Concerns have emerged in the field of online gambling in New Jersey since GVC Holdings acquired the shares of Bwin.party. In order to operate in the states, the multinational sports betting and gaming group has to obtain online gambling licence in New Jersey.
PartyPoker and Borgata Poker will be taken over by GVC as a network and software supporter and will perform via the party poker gaming software.
The New Jersey Division of Gaming Enforcement (NJDGE) has made a proclamation that it will allow Bwin.party to continue its operation in New Jersey. At the same time the new owner GVC Holdings has applied for a mandatory licence as they have to have a special licence so that its subsidiaries can work under New Jersey gambling laws.
GVC anticipates that the operation of the company and the subsidiaries will be authorized by the Division of Gaming Enforcement (DGE) and the application process has already begun. GVC asked DGE on January 28th to allow the Party.poker network to continue its operation under the current license while GVC’s application for the new licences is being considered.
Despite the director of DGE, David Rebuck has accepted the request, he established at the same time that GVC won’t have any control in terms of operation or management until the application is under discussion.
Concerns are emerging over the relationship between Borgata Casino and Bwin.party due to the casino’s fear that GVC Holdings won’t be permitted to acquire a New Jersey gaming license.
The spokesperson of GVC said that the company was determined to acquire a New Jersey license and he found no reason why the application wouldn’t be accepted.

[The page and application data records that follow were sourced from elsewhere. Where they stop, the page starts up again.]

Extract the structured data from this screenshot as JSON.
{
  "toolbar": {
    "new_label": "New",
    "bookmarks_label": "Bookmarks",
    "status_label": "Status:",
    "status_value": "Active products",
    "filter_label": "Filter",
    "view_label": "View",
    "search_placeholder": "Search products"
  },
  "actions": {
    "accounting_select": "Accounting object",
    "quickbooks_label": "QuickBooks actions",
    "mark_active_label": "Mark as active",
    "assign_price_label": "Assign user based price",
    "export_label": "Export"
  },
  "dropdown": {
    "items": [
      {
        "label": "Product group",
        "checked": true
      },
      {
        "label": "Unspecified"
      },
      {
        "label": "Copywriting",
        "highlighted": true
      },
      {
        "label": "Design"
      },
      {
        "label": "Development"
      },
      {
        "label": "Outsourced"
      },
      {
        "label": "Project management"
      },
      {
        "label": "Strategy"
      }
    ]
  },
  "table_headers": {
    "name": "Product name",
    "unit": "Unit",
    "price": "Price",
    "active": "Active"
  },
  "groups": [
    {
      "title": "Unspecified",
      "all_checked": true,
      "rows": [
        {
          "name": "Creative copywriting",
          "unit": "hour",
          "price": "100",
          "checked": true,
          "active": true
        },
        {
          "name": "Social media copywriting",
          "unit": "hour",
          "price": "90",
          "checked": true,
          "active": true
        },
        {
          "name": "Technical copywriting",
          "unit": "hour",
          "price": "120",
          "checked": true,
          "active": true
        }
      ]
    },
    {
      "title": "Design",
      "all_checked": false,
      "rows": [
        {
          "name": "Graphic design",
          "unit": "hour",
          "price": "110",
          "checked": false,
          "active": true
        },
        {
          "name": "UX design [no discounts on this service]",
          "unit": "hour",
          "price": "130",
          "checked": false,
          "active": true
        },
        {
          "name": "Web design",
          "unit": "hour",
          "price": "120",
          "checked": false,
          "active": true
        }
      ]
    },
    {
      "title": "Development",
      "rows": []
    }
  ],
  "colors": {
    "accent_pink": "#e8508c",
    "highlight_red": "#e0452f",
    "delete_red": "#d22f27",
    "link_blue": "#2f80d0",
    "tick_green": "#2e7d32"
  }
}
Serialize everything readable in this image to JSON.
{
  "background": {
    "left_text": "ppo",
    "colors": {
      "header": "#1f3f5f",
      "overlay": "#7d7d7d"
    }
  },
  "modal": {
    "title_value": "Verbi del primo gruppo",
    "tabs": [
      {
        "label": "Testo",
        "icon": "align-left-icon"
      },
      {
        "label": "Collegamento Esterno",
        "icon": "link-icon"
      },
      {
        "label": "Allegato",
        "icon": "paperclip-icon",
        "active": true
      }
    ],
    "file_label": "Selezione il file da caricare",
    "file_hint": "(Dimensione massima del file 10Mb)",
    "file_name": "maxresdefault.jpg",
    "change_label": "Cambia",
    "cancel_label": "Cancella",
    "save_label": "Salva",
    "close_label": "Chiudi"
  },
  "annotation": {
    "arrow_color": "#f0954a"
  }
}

Kenneth Alexander, the Chief Execuitve Officer of GVC, was softening the importance of the New Jersey arrangement by claiming, the procurement was about getting control of Bwin.party’s technology and brands and not for getting into the US market. He further claimed that they would make sure that PartyPoker and Borgata Poker would remain in New Jersey.
Banning Borgata’s operation would have an unfavorable effect on online gambling in New Jersey which brought in $45.6 million in 2015.